For each line of the listing below that contains the string "OpenSea", copy the line.

- _MATERIAL PROVIDED_:
______

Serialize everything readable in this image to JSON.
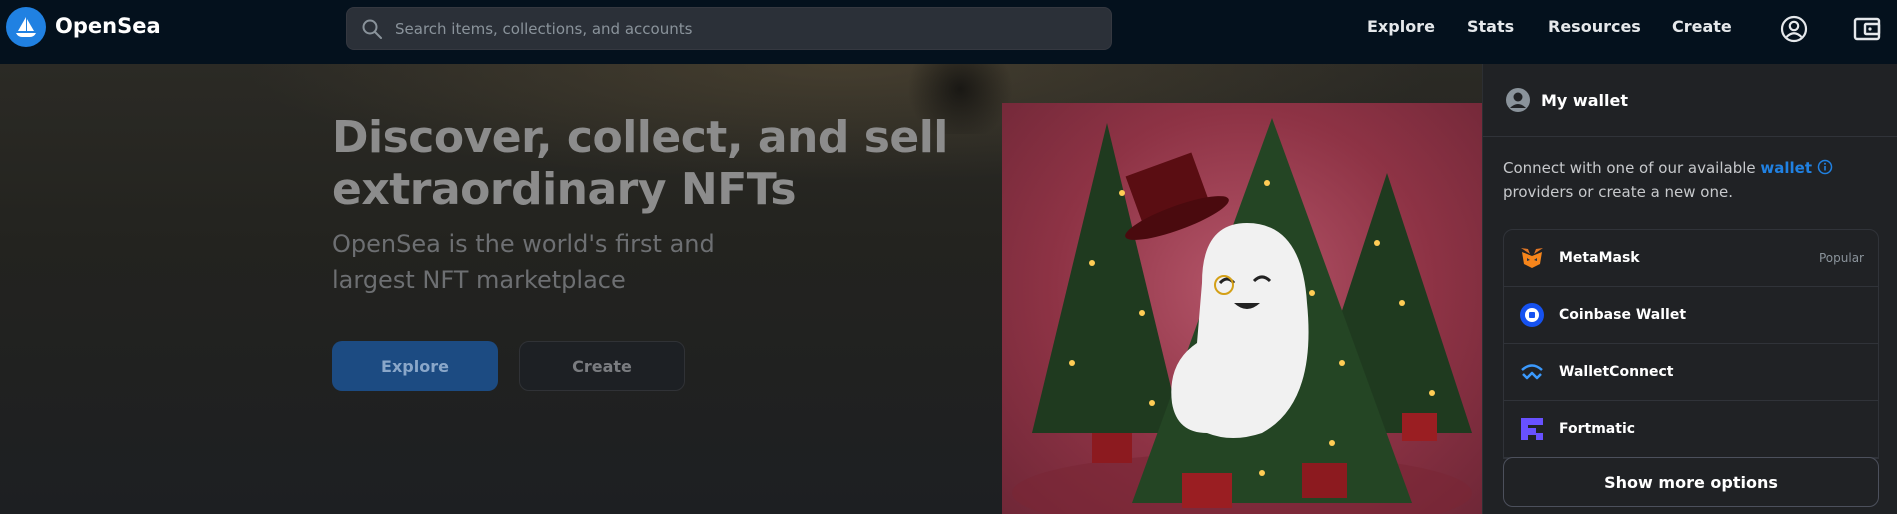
{
  "header": {
    "brand": "OpenSea",
    "search_placeholder": "Search items, collections, and accounts",
    "nav": [
      "Explore",
      "Stats",
      "Resources",
      "Create"
    ]
  },
  "hero": {
    "headline": "Discover, collect, and sell extraordinary NFTs",
    "subhead": "OpenSea is the world's first and largest NFT marketplace",
    "explore_label": "Explore",
    "create_label": "Create"
  },
  "wallet": {
    "title": "My wallet",
    "desc_before": "Connect with one of our available ",
    "desc_link": "wallet",
    "desc_after": " providers or create a new one.",
    "items": [
      {
        "label": "MetaMask",
        "badge": "Popular",
        "icon": "metamask-icon"
      },
      {
        "label": "Coinbase Wallet",
        "badge": "",
        "icon": "coinbase-icon"
      },
      {
        "label": "WalletConnect",
        "badge": "",
        "icon": "walletconnect-icon"
      },
      {
        "label": "Fortmatic",
        "badge": "",
        "icon": "fortmatic-icon"
      }
    ],
    "show_more": "Show more options"
  },
  "colors": {
    "nav_bg": "#04111d",
    "accent": "#2081e2",
    "panel_bg": "#202225"
  }
}
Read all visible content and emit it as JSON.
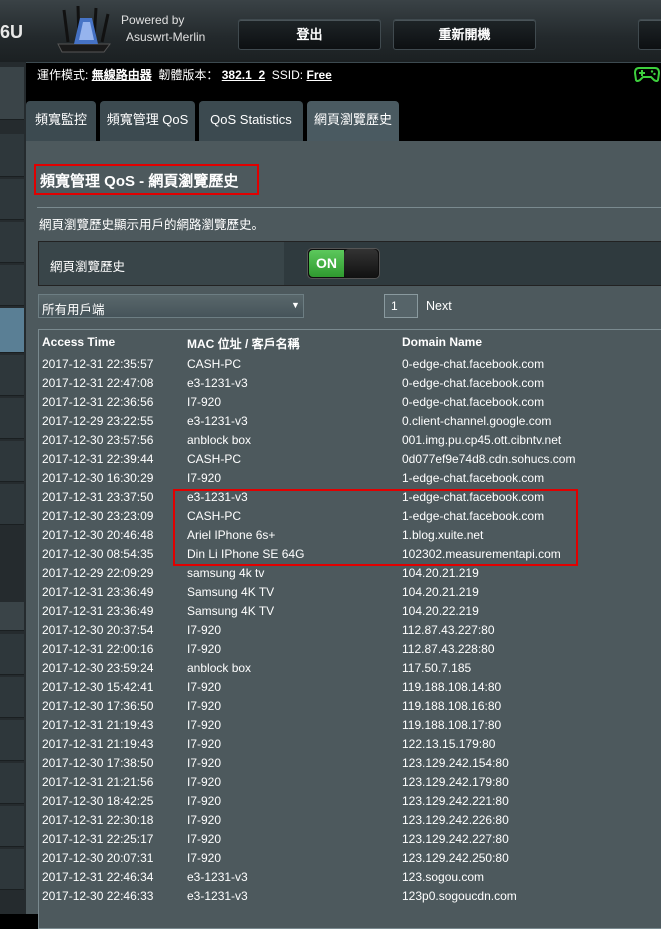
{
  "header": {
    "brand_suffix": "6U",
    "powered_by": "Powered by",
    "firmware_name": "Asuswrt-Merlin",
    "logout_label": "登出",
    "reboot_label": "重新開機"
  },
  "status": {
    "mode_label": "運作模式:",
    "mode_value": "無線路由器",
    "fw_label": "韌體版本：",
    "fw_value": "382.1_2",
    "ssid_label": "SSID:",
    "ssid_value": "Free"
  },
  "tabs": [
    {
      "label": "頻寬監控"
    },
    {
      "label": "頻寬管理 QoS"
    },
    {
      "label": "QoS Statistics"
    },
    {
      "label": "網頁瀏覽歷史"
    }
  ],
  "page": {
    "title": "頻寬管理 QoS - 網頁瀏覽歷史",
    "description": "網頁瀏覽歷史顯示用戶的網路瀏覽歷史。",
    "toggle_label": "網頁瀏覽歷史",
    "toggle_state": "ON",
    "client_filter": "所有用戶端",
    "page_number": "1",
    "next_label": "Next"
  },
  "table": {
    "headers": [
      "Access Time",
      "MAC 位址 / 客戶名稱",
      "Domain Name"
    ],
    "rows": [
      [
        "2017-12-31  22:35:57",
        "CASH-PC",
        "0-edge-chat.facebook.com"
      ],
      [
        "2017-12-31  22:47:08",
        "e3-1231-v3",
        "0-edge-chat.facebook.com"
      ],
      [
        "2017-12-31  22:36:56",
        "I7-920",
        "0-edge-chat.facebook.com"
      ],
      [
        "2017-12-29  23:22:55",
        "e3-1231-v3",
        "0.client-channel.google.com"
      ],
      [
        "2017-12-30  23:57:56",
        "anblock box",
        "001.img.pu.cp45.ott.cibntv.net"
      ],
      [
        "2017-12-31  22:39:44",
        "CASH-PC",
        "0d077ef9e74d8.cdn.sohucs.com"
      ],
      [
        "2017-12-30  16:30:29",
        "I7-920",
        "1-edge-chat.facebook.com"
      ],
      [
        "2017-12-31  23:37:50",
        "e3-1231-v3",
        "1-edge-chat.facebook.com"
      ],
      [
        "2017-12-30  23:23:09",
        "CASH-PC",
        "1-edge-chat.facebook.com"
      ],
      [
        "2017-12-30  20:46:48",
        "Ariel IPhone 6s+",
        "1.blog.xuite.net"
      ],
      [
        "2017-12-30  08:54:35",
        "Din Li IPhone SE 64G",
        "102302.measurementapi.com"
      ],
      [
        "2017-12-29  22:09:29",
        "samsung 4k tv",
        "104.20.21.219"
      ],
      [
        "2017-12-31  23:36:49",
        "Samsung 4K TV",
        "104.20.21.219"
      ],
      [
        "2017-12-31  23:36:49",
        "Samsung 4K TV",
        "104.20.22.219"
      ],
      [
        "2017-12-30  20:37:54",
        "I7-920",
        "112.87.43.227:80"
      ],
      [
        "2017-12-31  22:00:16",
        "I7-920",
        "112.87.43.228:80"
      ],
      [
        "2017-12-30  23:59:24",
        "anblock box",
        "117.50.7.185"
      ],
      [
        "2017-12-30  15:42:41",
        "I7-920",
        "119.188.108.14:80"
      ],
      [
        "2017-12-30  17:36:50",
        "I7-920",
        "119.188.108.16:80"
      ],
      [
        "2017-12-31  21:19:43",
        "I7-920",
        "119.188.108.17:80"
      ],
      [
        "2017-12-31  21:19:43",
        "I7-920",
        "122.13.15.179:80"
      ],
      [
        "2017-12-30  17:38:50",
        "I7-920",
        "123.129.242.154:80"
      ],
      [
        "2017-12-31  21:21:56",
        "I7-920",
        "123.129.242.179:80"
      ],
      [
        "2017-12-30  18:42:25",
        "I7-920",
        "123.129.242.221:80"
      ],
      [
        "2017-12-31  22:30:18",
        "I7-920",
        "123.129.242.226:80"
      ],
      [
        "2017-12-31  22:25:17",
        "I7-920",
        "123.129.242.227:80"
      ],
      [
        "2017-12-30  20:07:31",
        "I7-920",
        "123.129.242.250:80"
      ],
      [
        "2017-12-31  22:46:34",
        "e3-1231-v3",
        "123.sogou.com"
      ],
      [
        "2017-12-30  22:46:33",
        "e3-1231-v3",
        "123p0.sogoucdn.com"
      ]
    ]
  },
  "colors": {
    "panel_bg": "#4d595d",
    "highlight_red": "#e10000",
    "toggle_green": "#3fb03f",
    "gamepad_green": "#3dcf3d"
  },
  "icons": [
    "router-logo-icon",
    "gamepad-icon",
    "dropdown-arrow-icon"
  ]
}
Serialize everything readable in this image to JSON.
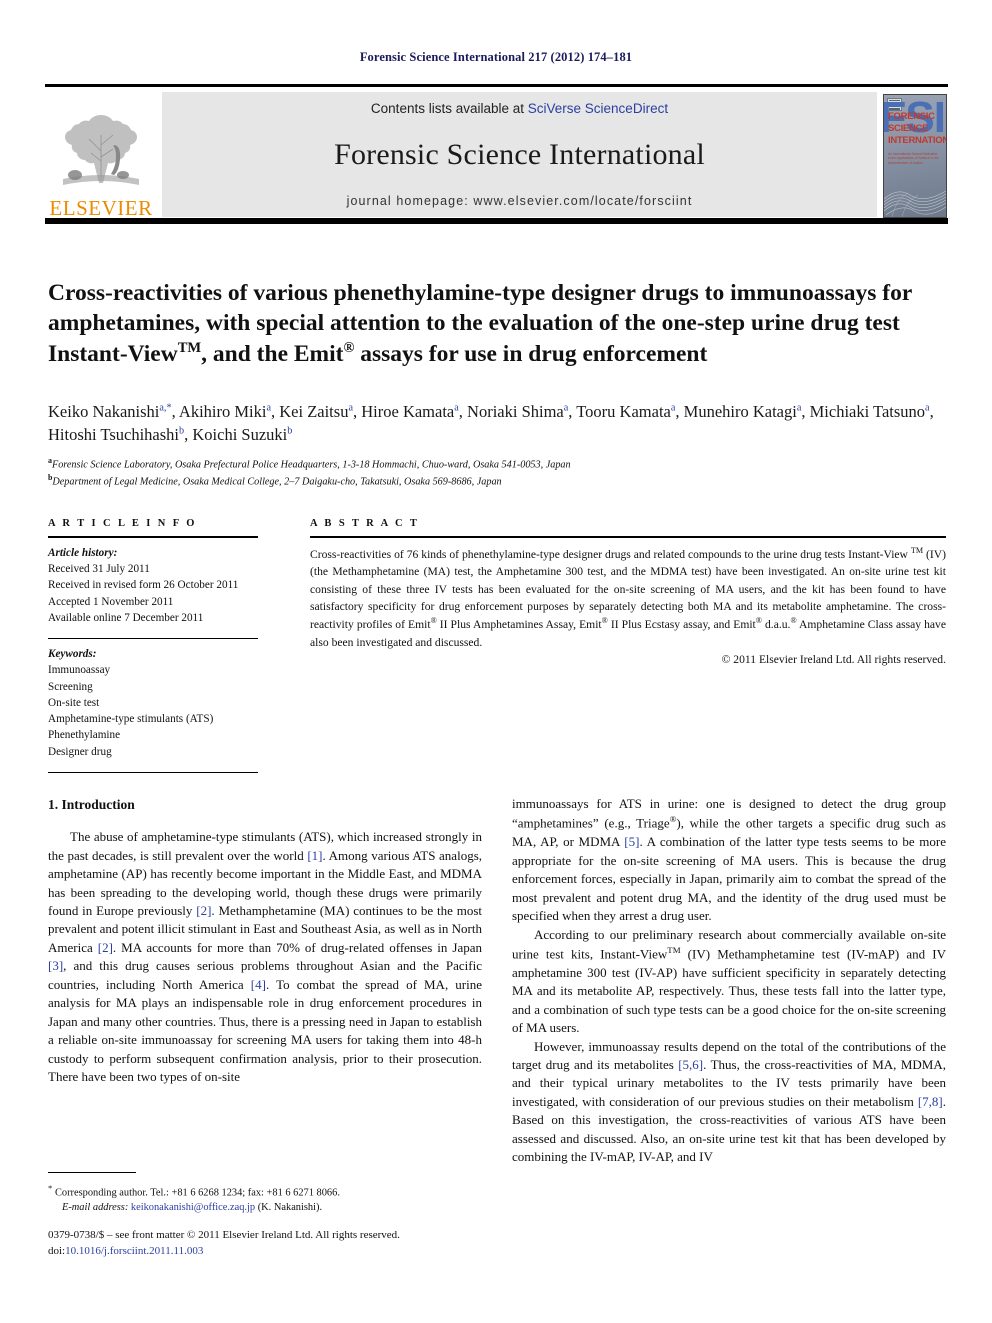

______

- _WRITTEN REPLY_:
    "brand": "OpenSea",
    "subhead": "OpenSea is the world's first and largest NFT marketplace",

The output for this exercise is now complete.